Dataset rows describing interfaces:

[Start of section]

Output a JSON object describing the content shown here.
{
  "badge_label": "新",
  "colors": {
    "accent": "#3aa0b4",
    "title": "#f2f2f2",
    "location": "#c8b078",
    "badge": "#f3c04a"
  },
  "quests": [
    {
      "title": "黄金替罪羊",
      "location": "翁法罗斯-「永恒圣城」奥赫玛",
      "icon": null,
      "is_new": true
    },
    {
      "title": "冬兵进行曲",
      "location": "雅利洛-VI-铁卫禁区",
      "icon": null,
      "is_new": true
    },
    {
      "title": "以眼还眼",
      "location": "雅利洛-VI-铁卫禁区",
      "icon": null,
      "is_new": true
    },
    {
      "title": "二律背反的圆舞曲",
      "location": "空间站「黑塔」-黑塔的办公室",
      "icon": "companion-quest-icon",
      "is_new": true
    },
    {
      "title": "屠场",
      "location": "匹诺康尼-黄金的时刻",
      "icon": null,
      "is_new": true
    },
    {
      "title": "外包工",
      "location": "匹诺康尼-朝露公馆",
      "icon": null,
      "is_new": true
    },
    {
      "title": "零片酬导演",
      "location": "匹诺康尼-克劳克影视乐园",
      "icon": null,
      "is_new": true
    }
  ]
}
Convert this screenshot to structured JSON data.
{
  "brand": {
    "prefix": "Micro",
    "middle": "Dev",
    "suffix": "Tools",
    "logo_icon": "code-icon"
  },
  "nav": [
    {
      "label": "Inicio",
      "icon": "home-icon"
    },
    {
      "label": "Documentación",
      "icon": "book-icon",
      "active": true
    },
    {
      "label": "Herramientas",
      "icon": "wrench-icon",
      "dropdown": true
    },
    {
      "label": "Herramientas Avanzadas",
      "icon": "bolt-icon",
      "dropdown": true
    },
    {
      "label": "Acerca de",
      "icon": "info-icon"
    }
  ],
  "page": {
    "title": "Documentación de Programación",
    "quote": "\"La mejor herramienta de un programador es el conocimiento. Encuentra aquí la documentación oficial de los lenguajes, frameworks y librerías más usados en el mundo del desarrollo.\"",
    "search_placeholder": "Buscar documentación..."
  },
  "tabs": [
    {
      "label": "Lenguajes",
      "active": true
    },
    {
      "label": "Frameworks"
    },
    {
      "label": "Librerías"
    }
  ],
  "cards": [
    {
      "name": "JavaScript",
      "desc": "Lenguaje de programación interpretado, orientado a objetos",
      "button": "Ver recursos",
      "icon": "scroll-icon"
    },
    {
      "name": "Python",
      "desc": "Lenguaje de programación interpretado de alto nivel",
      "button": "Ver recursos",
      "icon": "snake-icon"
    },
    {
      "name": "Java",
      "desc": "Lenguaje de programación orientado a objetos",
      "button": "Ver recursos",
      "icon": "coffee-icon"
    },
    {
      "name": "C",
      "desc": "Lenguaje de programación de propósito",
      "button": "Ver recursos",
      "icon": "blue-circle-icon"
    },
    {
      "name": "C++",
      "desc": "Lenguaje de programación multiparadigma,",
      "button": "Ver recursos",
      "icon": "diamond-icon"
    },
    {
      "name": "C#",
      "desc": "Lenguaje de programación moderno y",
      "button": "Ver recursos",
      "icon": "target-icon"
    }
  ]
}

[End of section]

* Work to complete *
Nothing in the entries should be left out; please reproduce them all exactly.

* Solution *
Output a JSON object describing the content shown here.
{
  "badge_label": "新",
  "colors": {
    "accent": "#3aa0b4",
    "title": "#f2f2f2",
    "location": "#c8b078",
    "badge": "#f3c04a"
  },
  "quests": [
    {
      "title": "黄金替罪羊",
      "location": "翁法罗斯-「永恒圣城」奥赫玛",
      "icon": null,
      "is_new": true
    },
    {
      "title": "冬兵进行曲",
      "location": "雅利洛-VI-铁卫禁区",
      "icon": null,
      "is_new": true
    },
    {
      "title": "以眼还眼",
      "location": "雅利洛-VI-铁卫禁区",
      "icon": null,
      "is_new": true
    },
    {
      "title": "二律背反的圆舞曲",
      "location": "空间站「黑塔」-黑塔的办公室",
      "icon": "companion-quest-icon",
      "is_new": true
    },
    {
      "title": "屠场",
      "location": "匹诺康尼-黄金的时刻",
      "icon": null,
      "is_new": true
    },
    {
      "title": "外包工",
      "location": "匹诺康尼-朝露公馆",
      "icon": null,
      "is_new": true
    },
    {
      "title": "零片酬导演",
      "location": "匹诺康尼-克劳克影视乐园",
      "icon": null,
      "is_new": true
    }
  ]
}
Convert this screenshot to structured JSON data.
{
  "brand": {
    "prefix": "Micro",
    "middle": "Dev",
    "suffix": "Tools",
    "logo_icon": "code-icon"
  },
  "nav": [
    {
      "label": "Inicio",
      "icon": "home-icon"
    },
    {
      "label": "Documentación",
      "icon": "book-icon",
      "active": true
    },
    {
      "label": "Herramientas",
      "icon": "wrench-icon",
      "dropdown": true
    },
    {
      "label": "Herramientas Avanzadas",
      "icon": "bolt-icon",
      "dropdown": true
    },
    {
      "label": "Acerca de",
      "icon": "info-icon"
    }
  ],
  "page": {
    "title": "Documentación de Programación",
    "quote": "\"La mejor herramienta de un programador es el conocimiento. Encuentra aquí la documentación oficial de los lenguajes, frameworks y librerías más usados en el mundo del desarrollo.\"",
    "search_placeholder": "Buscar documentación..."
  },
  "tabs": [
    {
      "label": "Lenguajes",
      "active": true
    },
    {
      "label": "Frameworks"
    },
    {
      "label": "Librerías"
    }
  ],
  "cards": [
    {
      "name": "JavaScript",
      "desc": "Lenguaje de programación interpretado, orientado a objetos",
      "button": "Ver recursos",
      "icon": "scroll-icon"
    },
    {
      "name": "Python",
      "desc": "Lenguaje de programación interpretado de alto nivel",
      "button": "Ver recursos",
      "icon": "snake-icon"
    },
    {
      "name": "Java",
      "desc": "Lenguaje de programación orientado a objetos",
      "button": "Ver recursos",
      "icon": "coffee-icon"
    },
    {
      "name": "C",
      "desc": "Lenguaje de programación de propósito",
      "button": "Ver recursos",
      "icon": "blue-circle-icon"
    },
    {
      "name": "C++",
      "desc": "Lenguaje de programación multiparadigma,",
      "button": "Ver recursos",
      "icon": "diamond-icon"
    },
    {
      "name": "C#",
      "desc": "Lenguaje de programación moderno y",
      "button": "Ver recursos",
      "icon": "target-icon"
    }
  ]
}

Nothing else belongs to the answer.